# [Required work]
Report how many lines of the listing below include the word "From". Give nothing but the number.

# [Data records]
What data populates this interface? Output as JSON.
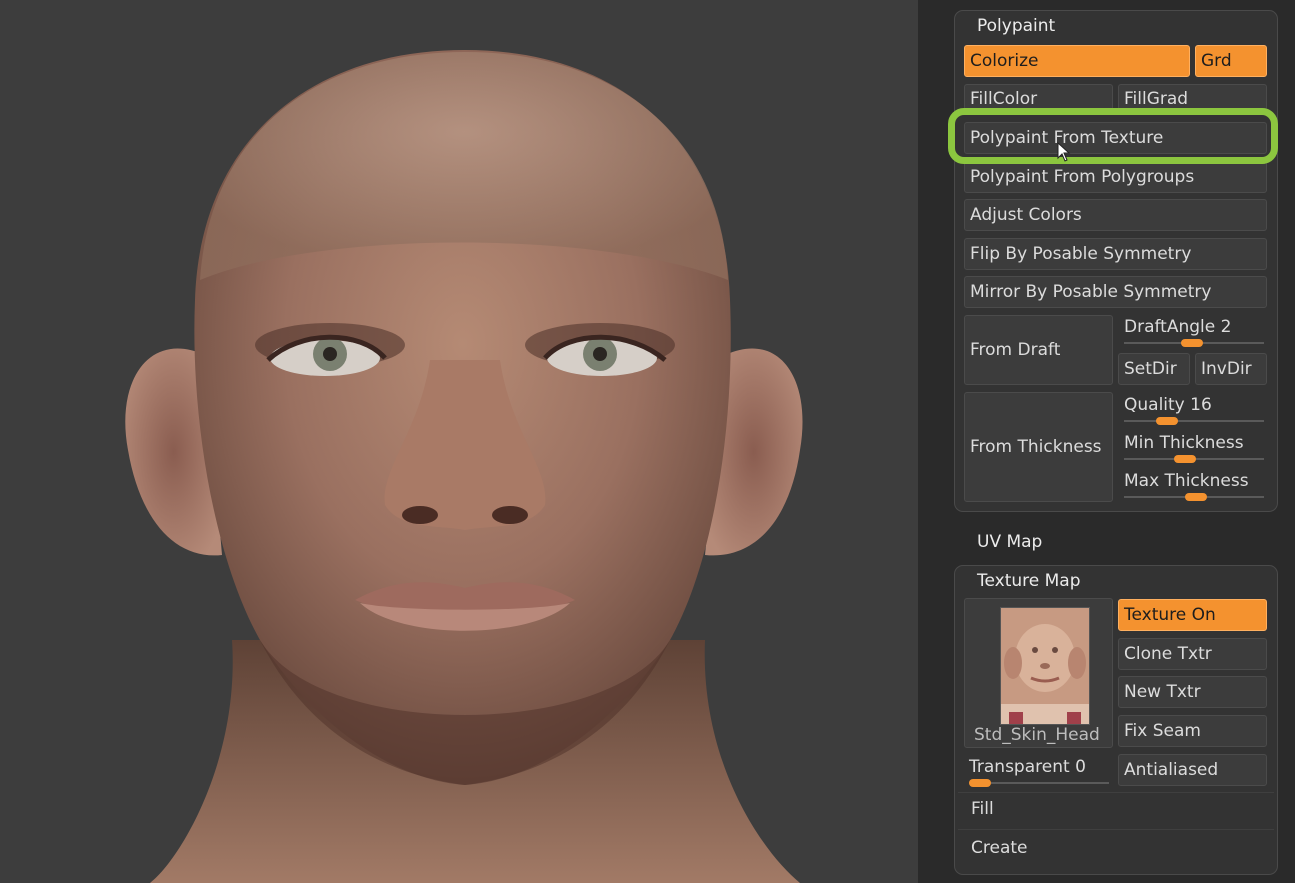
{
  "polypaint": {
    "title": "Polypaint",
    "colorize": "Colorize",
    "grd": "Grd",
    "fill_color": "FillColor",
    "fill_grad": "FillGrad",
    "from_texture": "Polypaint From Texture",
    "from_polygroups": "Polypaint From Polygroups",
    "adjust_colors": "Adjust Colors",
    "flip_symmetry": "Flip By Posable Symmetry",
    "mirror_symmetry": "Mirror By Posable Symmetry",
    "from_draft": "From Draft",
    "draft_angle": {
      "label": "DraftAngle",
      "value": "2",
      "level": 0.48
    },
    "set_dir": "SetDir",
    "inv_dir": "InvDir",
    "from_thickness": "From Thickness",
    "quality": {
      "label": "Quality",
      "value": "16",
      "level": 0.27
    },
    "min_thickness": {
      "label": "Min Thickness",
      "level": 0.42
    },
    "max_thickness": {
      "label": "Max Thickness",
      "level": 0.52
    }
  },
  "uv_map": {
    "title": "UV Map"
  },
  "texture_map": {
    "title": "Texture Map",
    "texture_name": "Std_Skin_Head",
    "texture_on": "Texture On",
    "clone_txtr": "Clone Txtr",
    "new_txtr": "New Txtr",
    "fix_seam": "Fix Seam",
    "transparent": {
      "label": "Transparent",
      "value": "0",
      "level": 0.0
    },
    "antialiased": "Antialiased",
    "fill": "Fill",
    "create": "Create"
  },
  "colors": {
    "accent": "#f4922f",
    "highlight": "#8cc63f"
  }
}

# [Solution for this task]
4